In Illinois, documenting life in the era of smartphones and YouTube can result in felony charges. The little-known law could draw more attention come May 2012 as thousands of protesters descend on Chicago for the NATO and G8 summits and someone unknowingly may try to record a clash with police.
Most states allow anyone taking part in a conversation to audio record it, a policy known as one-party consent, including D.C., Iowa, New Jersey. A dozen states require both sides of a conversation to agree, including California, Pennsylvania and Washington. Here is a Summary of Consent Requirements for Taping Telephone Conversations.
According to the Post, “Illinois has an unusual version of the second type, requiring all parties in a conversation to consent. The law, enacted in 1961, only applies to recording conversations, so it is legal to record an event with the sound turned off or an event in the distance in which voices cannot be heard.”

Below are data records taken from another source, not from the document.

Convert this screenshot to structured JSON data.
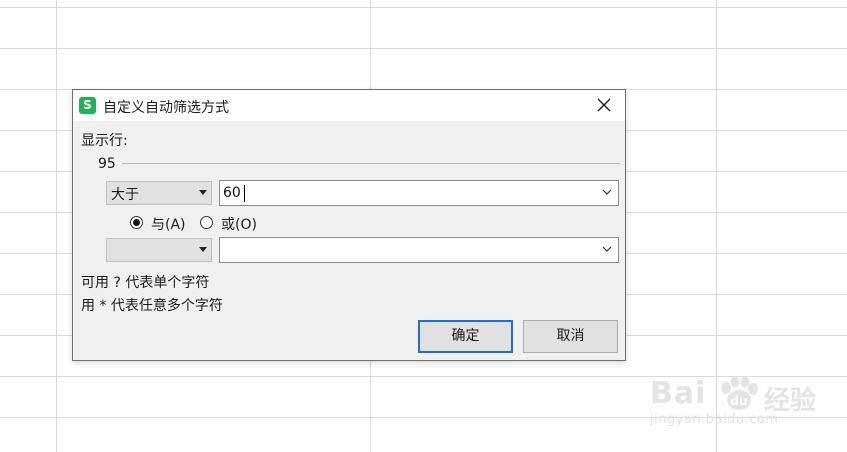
{
  "dialog": {
    "title": "自定义自动筛选方式",
    "app_icon_letter": "S",
    "show_rows_label": "显示行:",
    "field_name": "95",
    "condition1": {
      "operator": "大于",
      "value": "60"
    },
    "logic": {
      "and_label": "与(A)",
      "or_label": "或(O)",
      "selected": "and"
    },
    "condition2": {
      "operator": "",
      "value": ""
    },
    "hint_line1": "可用 ? 代表单个字符",
    "hint_line2": "用 * 代表任意多个字符",
    "ok_label": "确定",
    "cancel_label": "取消"
  },
  "watermark": {
    "brand": "Bai",
    "brand_suffix": "du",
    "cn_text": "经验",
    "url": "jingyan.baidu.com"
  },
  "colors": {
    "app_icon": "#1fb356",
    "primary_border": "#1f6fd1",
    "dialog_bg": "#f0f0f0"
  }
}
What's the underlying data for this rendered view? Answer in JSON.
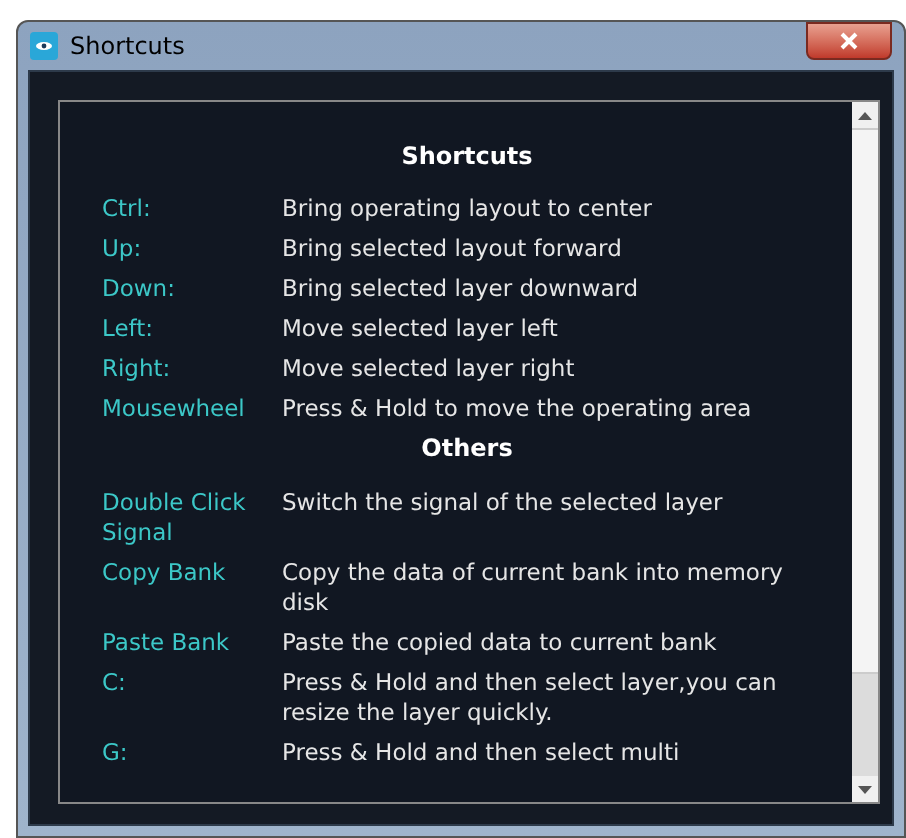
{
  "window": {
    "title": "Shortcuts"
  },
  "sections": [
    {
      "heading": "Shortcuts",
      "rows": [
        {
          "key": "Ctrl:",
          "action": "Bring operating layout to center"
        },
        {
          "key": "Up:",
          "action": "Bring selected layout forward"
        },
        {
          "key": "Down:",
          "action": "Bring selected layer downward"
        },
        {
          "key": "Left:",
          "action": "Move selected layer left"
        },
        {
          "key": "Right:",
          "action": "Move selected layer right"
        },
        {
          "key": "Mousewheel",
          "action": "Press & Hold to move the operating area"
        }
      ]
    },
    {
      "heading": "Others",
      "rows": [
        {
          "key": "Double Click Signal",
          "action": "Switch the signal of the selected layer"
        },
        {
          "key": "Copy Bank",
          "action": "Copy the data of current bank into memory disk"
        },
        {
          "key": "Paste Bank",
          "action": "Paste the copied data to current bank"
        },
        {
          "key": "C:",
          "action": "Press & Hold and then select layer,you can resize the layer quickly."
        },
        {
          "key": "G:",
          "action": "Press & Hold and then select multi"
        }
      ]
    }
  ]
}
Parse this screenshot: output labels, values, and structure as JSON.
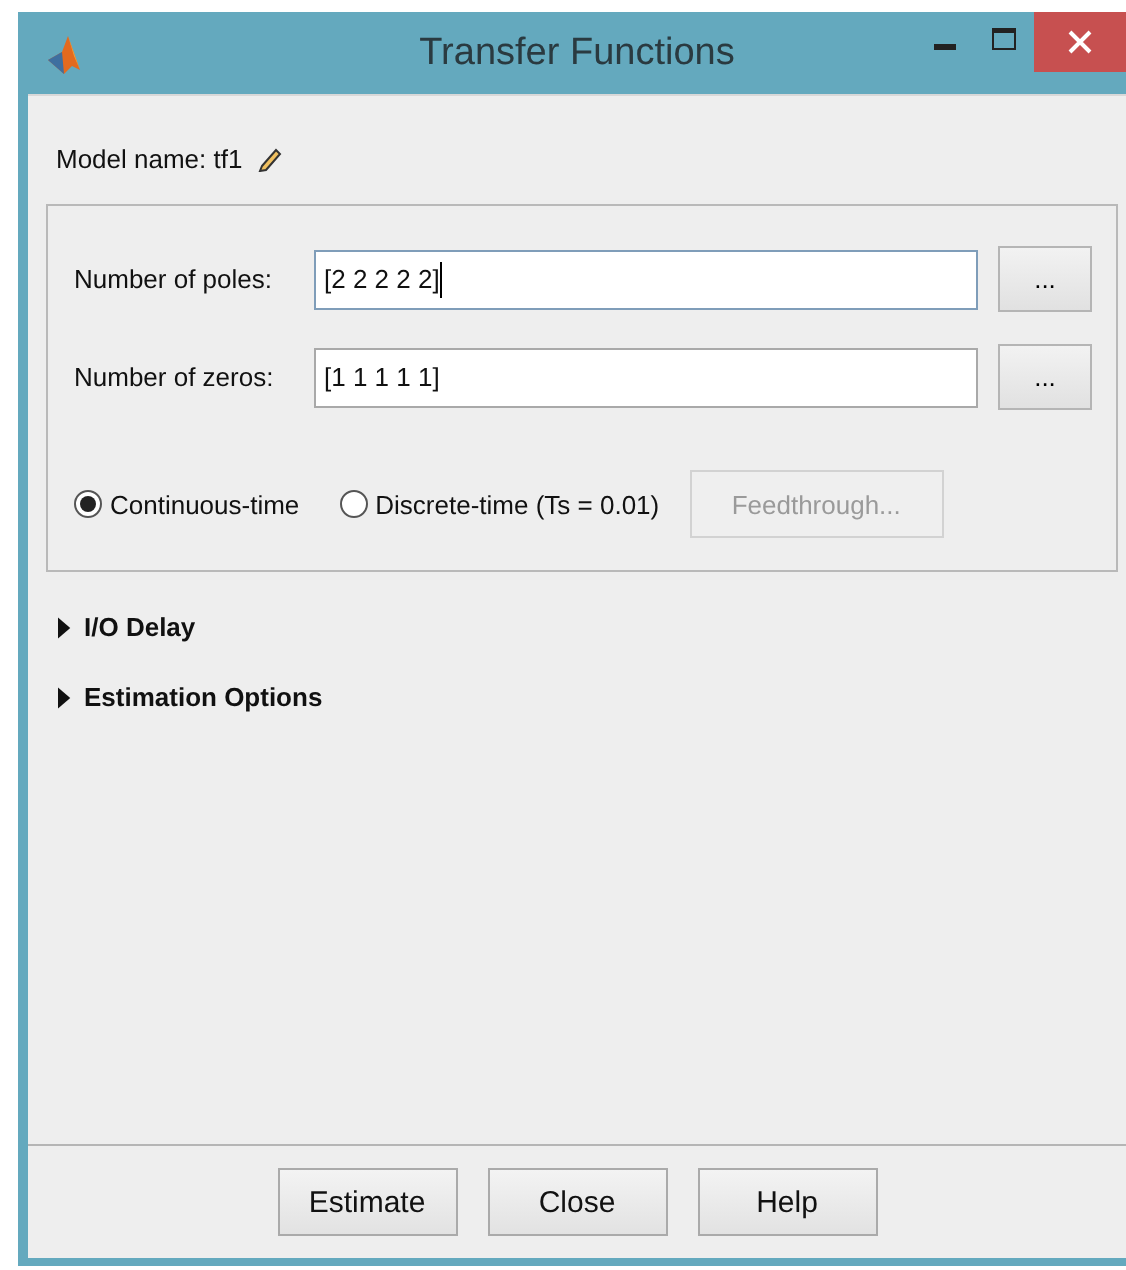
{
  "window": {
    "title": "Transfer Functions"
  },
  "model_name": {
    "label": "Model name: tf1"
  },
  "fields": [
    {
      "label": "Number of poles:",
      "value": "[2 2 2 2 2]",
      "focused": true,
      "button": "..."
    },
    {
      "label": "Number of zeros:",
      "value": "[1 1 1 1 1]",
      "focused": false,
      "button": "..."
    }
  ],
  "radios": [
    {
      "label": "Continuous-time",
      "selected": true
    },
    {
      "label": "Discrete-time (Ts = 0.01)",
      "selected": false
    }
  ],
  "feedthrough": {
    "label": "Feedthrough...",
    "disabled": true
  },
  "sections": [
    {
      "label": "I/O Delay",
      "expanded": false
    },
    {
      "label": "Estimation Options",
      "expanded": false
    }
  ],
  "buttons": [
    "Estimate",
    "Close",
    "Help"
  ]
}
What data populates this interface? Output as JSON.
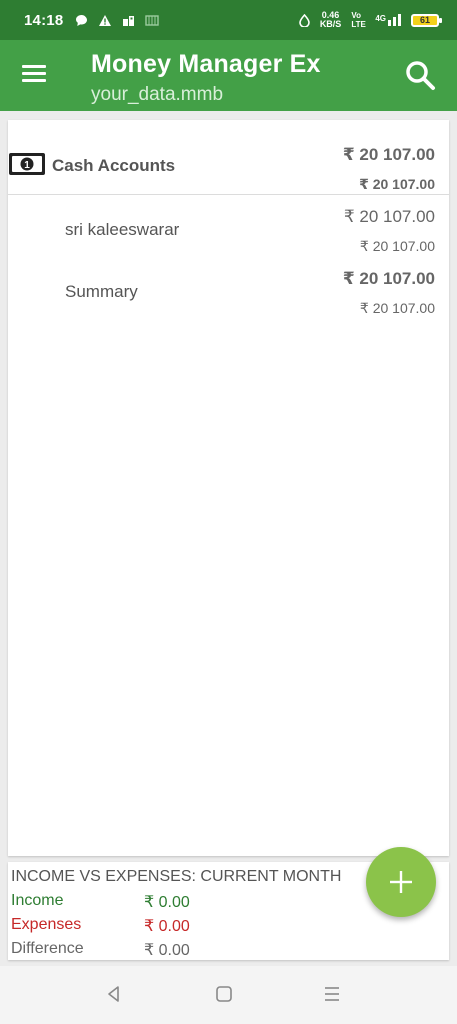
{
  "status_bar": {
    "time": "14:18",
    "net_speed_value": "0.46",
    "net_speed_unit": "KB/S",
    "volte": "Vo LTE",
    "signal": "4G",
    "battery": "61"
  },
  "app_bar": {
    "title": "Money Manager Ex",
    "subtitle": "your_data.mmb",
    "menu_icon": "menu-icon",
    "search_icon": "search-icon"
  },
  "accounts": {
    "group_label": "Cash Accounts",
    "group_icon": "cash-icon",
    "group_balance": "₹ 20 107.00",
    "group_base_balance": "₹ 20 107.00",
    "rows": [
      {
        "label": "sri kaleeswarar",
        "balance": "₹ 20 107.00",
        "base_balance": "₹ 20 107.00"
      },
      {
        "label": "Summary",
        "balance": "₹ 20 107.00",
        "base_balance": "₹ 20 107.00"
      }
    ]
  },
  "income_expenses": {
    "title": "INCOME VS EXPENSES: CURRENT MONTH",
    "income_label": "Income",
    "income_value": "₹ 0.00",
    "expenses_label": "Expenses",
    "expenses_value": "₹ 0.00",
    "difference_label": "Difference",
    "difference_value": "₹ 0.00"
  },
  "fab": {
    "icon": "plus-icon"
  },
  "colors": {
    "status_bar": "#2e7d32",
    "app_bar": "#43a047",
    "fab": "#8bc34a",
    "income": "#2e7d32",
    "expenses": "#c62828"
  }
}
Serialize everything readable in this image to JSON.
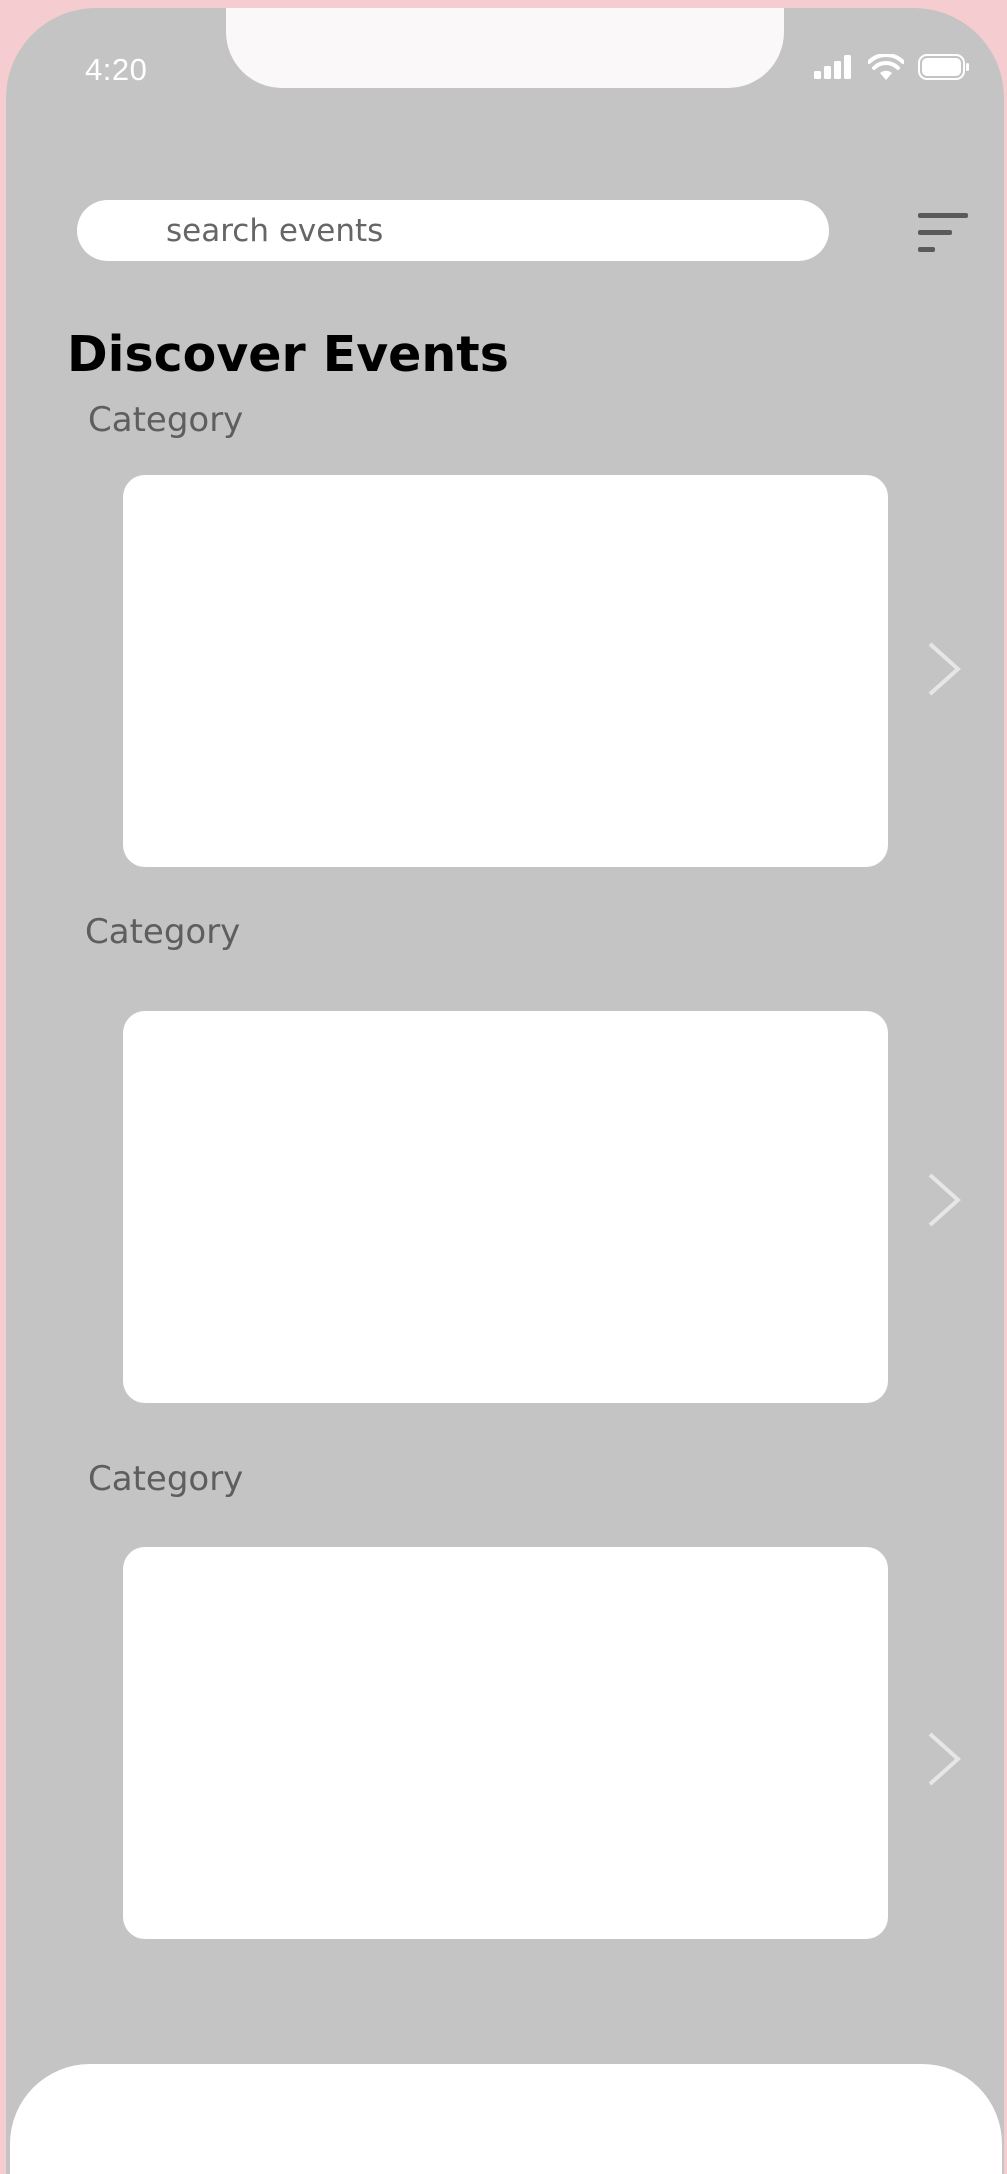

For full article see: Illinois Eavesdropping Law Under Scrutiny As NATO, G8 Summits …
- Audio recording law under scrutiny in Illinois (seattlepi.com)
- Illinois’ Audio Recording Law Under Scrutiny (abcnews.go.com)